··· RECORDS FOR PROCESSING
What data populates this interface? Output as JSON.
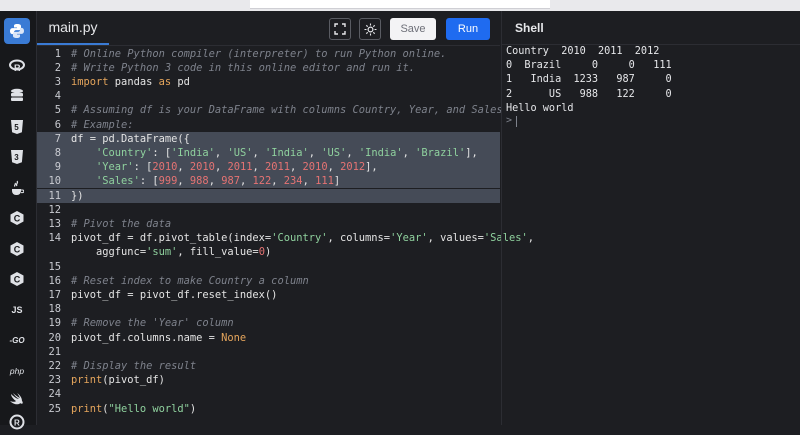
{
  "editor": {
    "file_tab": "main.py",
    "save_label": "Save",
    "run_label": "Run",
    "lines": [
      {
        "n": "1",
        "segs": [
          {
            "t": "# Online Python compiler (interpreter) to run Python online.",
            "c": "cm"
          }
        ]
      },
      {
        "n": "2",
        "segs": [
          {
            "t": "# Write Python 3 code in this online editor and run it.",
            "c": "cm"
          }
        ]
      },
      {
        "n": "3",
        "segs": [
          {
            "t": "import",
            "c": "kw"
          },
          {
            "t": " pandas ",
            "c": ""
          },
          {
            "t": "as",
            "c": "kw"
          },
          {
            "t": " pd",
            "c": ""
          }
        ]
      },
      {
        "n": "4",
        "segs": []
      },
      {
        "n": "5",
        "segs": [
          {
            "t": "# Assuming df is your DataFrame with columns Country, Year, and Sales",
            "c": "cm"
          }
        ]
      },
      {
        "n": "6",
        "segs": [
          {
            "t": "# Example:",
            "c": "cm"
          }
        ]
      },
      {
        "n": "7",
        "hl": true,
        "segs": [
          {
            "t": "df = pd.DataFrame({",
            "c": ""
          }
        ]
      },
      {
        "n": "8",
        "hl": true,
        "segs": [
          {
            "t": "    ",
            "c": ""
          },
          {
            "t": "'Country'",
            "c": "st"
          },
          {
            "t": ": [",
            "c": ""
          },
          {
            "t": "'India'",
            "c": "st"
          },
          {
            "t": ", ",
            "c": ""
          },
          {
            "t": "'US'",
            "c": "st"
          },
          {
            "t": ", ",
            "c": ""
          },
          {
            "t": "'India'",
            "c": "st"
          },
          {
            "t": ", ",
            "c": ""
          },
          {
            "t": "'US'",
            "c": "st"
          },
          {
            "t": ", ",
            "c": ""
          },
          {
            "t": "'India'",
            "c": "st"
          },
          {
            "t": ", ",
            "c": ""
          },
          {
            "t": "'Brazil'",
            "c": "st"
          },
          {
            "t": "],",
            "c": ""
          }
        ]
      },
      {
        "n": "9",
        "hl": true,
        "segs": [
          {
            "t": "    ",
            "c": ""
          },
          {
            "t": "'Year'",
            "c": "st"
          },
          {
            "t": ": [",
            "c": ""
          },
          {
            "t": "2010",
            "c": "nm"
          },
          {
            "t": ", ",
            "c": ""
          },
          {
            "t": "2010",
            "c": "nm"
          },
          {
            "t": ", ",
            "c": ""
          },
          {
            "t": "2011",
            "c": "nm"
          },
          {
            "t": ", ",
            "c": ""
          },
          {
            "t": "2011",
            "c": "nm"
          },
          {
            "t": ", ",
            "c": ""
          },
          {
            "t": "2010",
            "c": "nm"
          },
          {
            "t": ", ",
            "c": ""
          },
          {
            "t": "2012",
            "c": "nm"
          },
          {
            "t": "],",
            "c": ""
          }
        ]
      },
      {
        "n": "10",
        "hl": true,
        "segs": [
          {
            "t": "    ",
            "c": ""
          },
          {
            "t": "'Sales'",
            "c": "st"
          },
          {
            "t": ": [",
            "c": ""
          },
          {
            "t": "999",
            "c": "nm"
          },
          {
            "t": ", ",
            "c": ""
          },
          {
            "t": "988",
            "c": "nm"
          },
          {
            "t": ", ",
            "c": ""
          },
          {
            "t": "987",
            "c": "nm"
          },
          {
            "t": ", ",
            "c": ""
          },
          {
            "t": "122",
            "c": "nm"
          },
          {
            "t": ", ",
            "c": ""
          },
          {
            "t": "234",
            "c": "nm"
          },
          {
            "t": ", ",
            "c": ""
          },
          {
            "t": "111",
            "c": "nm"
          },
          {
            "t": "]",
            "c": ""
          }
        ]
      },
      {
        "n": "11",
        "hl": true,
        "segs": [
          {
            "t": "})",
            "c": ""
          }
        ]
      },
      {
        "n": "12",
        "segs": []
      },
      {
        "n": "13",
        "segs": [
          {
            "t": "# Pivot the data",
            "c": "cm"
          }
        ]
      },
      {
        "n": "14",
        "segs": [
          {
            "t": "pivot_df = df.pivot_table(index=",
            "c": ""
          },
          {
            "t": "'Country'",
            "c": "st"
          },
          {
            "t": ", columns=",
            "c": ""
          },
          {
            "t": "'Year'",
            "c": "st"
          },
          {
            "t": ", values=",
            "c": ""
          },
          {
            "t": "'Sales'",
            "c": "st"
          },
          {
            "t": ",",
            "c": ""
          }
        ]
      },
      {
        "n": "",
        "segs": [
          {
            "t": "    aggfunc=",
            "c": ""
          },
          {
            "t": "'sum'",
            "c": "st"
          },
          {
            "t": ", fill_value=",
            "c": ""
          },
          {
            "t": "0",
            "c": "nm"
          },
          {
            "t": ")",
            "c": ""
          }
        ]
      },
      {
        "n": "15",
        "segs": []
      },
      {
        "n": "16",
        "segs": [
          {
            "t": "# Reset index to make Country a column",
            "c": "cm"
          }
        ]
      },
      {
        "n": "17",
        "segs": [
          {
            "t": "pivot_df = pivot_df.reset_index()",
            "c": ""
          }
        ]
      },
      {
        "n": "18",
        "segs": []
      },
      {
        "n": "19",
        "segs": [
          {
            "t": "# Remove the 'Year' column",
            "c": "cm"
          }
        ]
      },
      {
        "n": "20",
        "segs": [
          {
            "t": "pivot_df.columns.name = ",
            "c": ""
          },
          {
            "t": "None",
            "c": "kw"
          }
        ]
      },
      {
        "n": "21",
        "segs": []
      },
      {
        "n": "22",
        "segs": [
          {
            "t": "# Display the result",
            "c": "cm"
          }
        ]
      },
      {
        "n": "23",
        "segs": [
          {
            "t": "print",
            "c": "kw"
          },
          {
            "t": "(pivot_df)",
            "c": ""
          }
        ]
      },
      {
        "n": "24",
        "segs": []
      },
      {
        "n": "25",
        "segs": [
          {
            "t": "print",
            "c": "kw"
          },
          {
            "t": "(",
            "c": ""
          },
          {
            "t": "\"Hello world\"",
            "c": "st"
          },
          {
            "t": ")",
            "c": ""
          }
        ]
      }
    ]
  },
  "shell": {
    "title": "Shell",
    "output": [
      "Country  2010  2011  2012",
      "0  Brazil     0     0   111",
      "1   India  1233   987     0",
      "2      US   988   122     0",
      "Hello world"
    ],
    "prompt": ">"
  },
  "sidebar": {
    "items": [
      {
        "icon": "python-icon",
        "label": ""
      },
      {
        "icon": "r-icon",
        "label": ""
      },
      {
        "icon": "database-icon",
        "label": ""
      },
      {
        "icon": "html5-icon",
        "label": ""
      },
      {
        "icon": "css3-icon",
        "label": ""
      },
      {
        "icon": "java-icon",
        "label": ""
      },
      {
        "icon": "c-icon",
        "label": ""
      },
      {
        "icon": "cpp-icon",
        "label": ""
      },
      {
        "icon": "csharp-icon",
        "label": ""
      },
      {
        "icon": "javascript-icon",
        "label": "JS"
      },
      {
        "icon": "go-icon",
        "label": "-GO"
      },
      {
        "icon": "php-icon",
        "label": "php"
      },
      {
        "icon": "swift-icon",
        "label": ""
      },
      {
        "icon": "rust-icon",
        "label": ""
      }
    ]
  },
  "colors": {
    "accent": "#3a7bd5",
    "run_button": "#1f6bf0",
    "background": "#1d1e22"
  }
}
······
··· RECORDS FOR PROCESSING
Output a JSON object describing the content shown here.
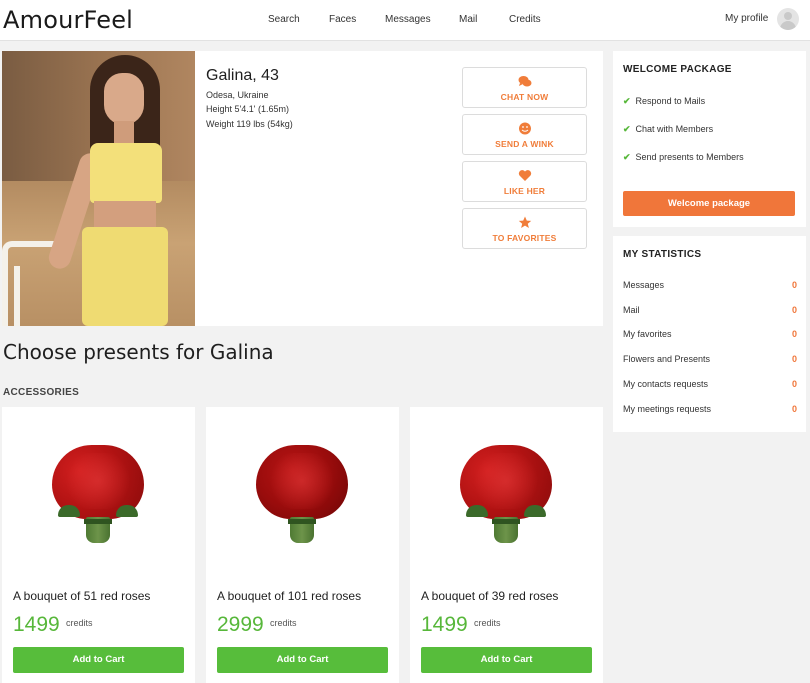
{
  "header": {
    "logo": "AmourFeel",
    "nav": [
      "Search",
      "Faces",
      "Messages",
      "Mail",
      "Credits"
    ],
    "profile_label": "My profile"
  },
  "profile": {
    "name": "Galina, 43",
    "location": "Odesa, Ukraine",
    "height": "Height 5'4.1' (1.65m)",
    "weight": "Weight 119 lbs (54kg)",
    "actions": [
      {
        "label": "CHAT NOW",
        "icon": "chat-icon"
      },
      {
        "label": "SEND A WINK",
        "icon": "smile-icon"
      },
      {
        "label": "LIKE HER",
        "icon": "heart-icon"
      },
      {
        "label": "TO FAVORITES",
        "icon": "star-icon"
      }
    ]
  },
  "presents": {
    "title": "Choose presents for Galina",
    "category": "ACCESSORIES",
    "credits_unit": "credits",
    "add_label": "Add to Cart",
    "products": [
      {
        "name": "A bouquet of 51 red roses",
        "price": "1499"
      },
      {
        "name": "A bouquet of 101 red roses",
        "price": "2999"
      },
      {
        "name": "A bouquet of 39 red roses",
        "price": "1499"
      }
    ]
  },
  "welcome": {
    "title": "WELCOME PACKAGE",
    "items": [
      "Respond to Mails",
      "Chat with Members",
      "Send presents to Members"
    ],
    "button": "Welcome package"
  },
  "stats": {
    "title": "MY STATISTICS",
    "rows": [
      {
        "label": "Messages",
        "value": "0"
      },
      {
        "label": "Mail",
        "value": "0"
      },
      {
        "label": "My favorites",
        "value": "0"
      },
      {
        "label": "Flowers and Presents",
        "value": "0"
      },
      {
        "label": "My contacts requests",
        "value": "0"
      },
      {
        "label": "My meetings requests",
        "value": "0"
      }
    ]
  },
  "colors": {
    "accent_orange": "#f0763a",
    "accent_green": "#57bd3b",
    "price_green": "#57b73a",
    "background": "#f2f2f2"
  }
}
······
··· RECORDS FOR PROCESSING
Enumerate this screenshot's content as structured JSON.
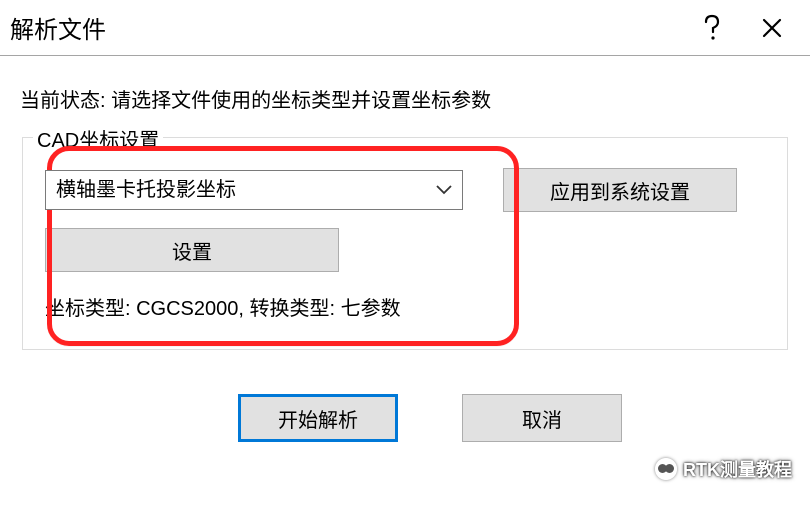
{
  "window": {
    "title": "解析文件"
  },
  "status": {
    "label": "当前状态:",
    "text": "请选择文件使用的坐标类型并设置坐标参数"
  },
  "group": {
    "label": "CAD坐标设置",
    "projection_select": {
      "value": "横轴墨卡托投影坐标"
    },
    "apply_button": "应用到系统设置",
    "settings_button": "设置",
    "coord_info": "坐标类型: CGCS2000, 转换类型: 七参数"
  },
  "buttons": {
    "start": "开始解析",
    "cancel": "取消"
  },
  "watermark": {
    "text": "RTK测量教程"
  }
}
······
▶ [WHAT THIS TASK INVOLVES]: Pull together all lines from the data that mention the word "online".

▶ [EXERCISE RESPONSE]:
            "t": "# Online Python compiler (interpreter) to run Python online.",
            "t": "# Write Python 3 code in this online editor and run it.",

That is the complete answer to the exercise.